FinovateAsia 2021 is over. But we’re keeping the doors open and the lights on for a few more days to let those of you who attended our digital fintech conference last month to check out any of the keynote addresses and panel discussions that you might have missed. The platform will remain available to FinovateAsia 2021 attendees until July 6th.
One of the hot topics in Asia – like in the rest of the world – is the rise of artificial intelligence, or AI, and its potential impact on fintech and financial services. At FinovateAsia this year, DreamQuark’s Mikko Hietanen and David Destemberg led a virtual meeting on how to use AI in order to help customer to select ESG investments. Among our demoing companies, Singapore-based Crayon Data demonstrated its AI-led platform, maya.ai, that enables enterprises to create highly personalized experiences for their customers.
The latest Big Read on AI in financial services in Asia comes from TechWireAsia, which reviewed a report from McKinsey titled AI in banking: Can banks meet the challenge? as a way of opening up the discussion.
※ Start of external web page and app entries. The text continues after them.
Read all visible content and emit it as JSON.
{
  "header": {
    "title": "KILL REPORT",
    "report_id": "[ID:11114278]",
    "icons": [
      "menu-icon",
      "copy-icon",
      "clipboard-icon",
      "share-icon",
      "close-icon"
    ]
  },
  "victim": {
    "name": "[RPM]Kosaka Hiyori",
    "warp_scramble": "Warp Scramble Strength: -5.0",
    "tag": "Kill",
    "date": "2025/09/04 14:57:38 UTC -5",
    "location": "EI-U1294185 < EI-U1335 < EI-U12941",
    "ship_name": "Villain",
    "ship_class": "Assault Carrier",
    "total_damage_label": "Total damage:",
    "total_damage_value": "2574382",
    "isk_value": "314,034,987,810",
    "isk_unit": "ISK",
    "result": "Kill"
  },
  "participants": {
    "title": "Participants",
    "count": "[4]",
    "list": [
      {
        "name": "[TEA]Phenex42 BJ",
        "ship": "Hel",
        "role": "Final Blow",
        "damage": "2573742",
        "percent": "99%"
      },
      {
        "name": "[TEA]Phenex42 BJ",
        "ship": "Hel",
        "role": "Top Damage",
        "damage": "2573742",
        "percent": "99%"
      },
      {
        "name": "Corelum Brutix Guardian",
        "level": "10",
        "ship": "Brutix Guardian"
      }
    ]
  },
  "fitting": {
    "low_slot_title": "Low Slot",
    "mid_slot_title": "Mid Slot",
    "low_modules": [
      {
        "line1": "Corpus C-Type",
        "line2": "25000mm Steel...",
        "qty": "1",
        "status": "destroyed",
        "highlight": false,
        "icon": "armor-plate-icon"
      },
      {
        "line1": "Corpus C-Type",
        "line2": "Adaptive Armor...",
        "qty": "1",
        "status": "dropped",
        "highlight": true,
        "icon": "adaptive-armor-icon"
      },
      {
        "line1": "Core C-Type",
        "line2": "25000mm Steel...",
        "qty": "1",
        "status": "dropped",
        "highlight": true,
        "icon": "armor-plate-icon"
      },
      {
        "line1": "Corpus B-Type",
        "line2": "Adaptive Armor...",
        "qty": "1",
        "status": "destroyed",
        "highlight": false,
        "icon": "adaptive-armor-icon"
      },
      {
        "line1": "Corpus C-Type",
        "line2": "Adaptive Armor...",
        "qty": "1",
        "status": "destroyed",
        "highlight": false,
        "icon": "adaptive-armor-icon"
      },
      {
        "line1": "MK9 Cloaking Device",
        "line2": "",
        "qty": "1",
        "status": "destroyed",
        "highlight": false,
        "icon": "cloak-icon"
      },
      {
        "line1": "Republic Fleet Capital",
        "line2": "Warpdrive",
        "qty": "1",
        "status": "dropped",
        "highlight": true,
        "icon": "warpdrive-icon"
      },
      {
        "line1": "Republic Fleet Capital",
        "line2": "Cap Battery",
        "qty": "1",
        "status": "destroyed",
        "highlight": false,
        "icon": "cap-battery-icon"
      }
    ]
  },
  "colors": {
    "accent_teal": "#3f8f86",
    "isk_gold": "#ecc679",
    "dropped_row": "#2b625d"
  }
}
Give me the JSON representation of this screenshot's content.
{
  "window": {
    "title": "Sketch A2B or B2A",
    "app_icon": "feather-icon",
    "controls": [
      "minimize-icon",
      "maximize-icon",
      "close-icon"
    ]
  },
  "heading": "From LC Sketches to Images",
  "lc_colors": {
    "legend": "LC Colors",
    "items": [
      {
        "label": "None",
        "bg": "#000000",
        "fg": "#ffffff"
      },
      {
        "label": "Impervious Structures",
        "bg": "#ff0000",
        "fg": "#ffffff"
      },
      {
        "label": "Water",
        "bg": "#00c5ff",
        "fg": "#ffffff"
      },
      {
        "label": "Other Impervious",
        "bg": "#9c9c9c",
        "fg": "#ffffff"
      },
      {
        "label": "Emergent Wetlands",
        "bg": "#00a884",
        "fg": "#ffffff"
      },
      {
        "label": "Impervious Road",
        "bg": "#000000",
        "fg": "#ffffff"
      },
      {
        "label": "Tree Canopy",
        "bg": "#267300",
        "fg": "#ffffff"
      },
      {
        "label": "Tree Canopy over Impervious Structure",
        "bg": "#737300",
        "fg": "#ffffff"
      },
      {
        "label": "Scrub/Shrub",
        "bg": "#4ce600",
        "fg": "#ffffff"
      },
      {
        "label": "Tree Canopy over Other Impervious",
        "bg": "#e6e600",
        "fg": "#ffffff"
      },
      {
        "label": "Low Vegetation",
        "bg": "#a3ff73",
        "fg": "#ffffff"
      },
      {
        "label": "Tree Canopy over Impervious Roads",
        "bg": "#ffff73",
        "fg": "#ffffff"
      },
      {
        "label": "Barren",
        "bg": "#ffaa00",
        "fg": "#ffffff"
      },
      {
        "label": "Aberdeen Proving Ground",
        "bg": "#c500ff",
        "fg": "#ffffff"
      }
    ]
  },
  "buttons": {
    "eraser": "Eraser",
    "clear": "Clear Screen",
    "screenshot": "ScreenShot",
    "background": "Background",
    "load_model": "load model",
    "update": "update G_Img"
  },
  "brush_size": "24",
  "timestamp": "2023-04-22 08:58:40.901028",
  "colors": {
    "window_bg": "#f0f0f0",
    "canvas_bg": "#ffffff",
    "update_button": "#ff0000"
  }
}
The TechWireAsia overview has been making the rounds throughout the fintech Twitterverse, and its support of McKinsey’s conclusions – that banks, including those in the Asia-Pacific, need to be wary of competition from digital challengers that may be quicker to embrace AI – reminds us of how big the stakes are for traditional financial services providers.
Importantly, innovations in AI are not limited to front- or customer-facing solutions. In fact, in Southeast Asia – countries like the Philippines, Indonesia, Malaysia, and Singapore – some of the biggest gains for AI technology deployment have been in backend operations. This is an area where banks can experiment and test new, AI-powered, solutions – and even develop a more AI-friendly culture, if necessary – before attempting to deploy more customer-facing, (and potentially brand-impacting) AI-based technologies.
That said, as far as the McKinsey report is concerned, for those financial institutions that do pursue what the report calls an “AI-bank” strategy, the rewards could be huge. McKinsey estimates that AI “can potentially unlock $1 trillion of incremental value for banks, annually.” This value is represented in more than 25 different AI use cases capable of helping banks grow revenues, lower costs, and “uncover new and previously unrealized opportunities” due to an AI-given ability to generate key customer insights from massive volumes of data.
And while offering much in the way of a carrot for banks to move carefully and quickly to adopt AI-based technologies, the McKinsey report does wield a stick, as well. “Banks that fail to make AI central to their core strategy and operations,” the report reads, “will risk being overtaken by competition and deserted by their customers.” The report highlights four key trends – rising customer expectations, the accelerating pace of AI adoption by financial institutions, the challenge of digital ecosystems, and competition from Big Tech – that are most likely to compel banks and financial services companies to act.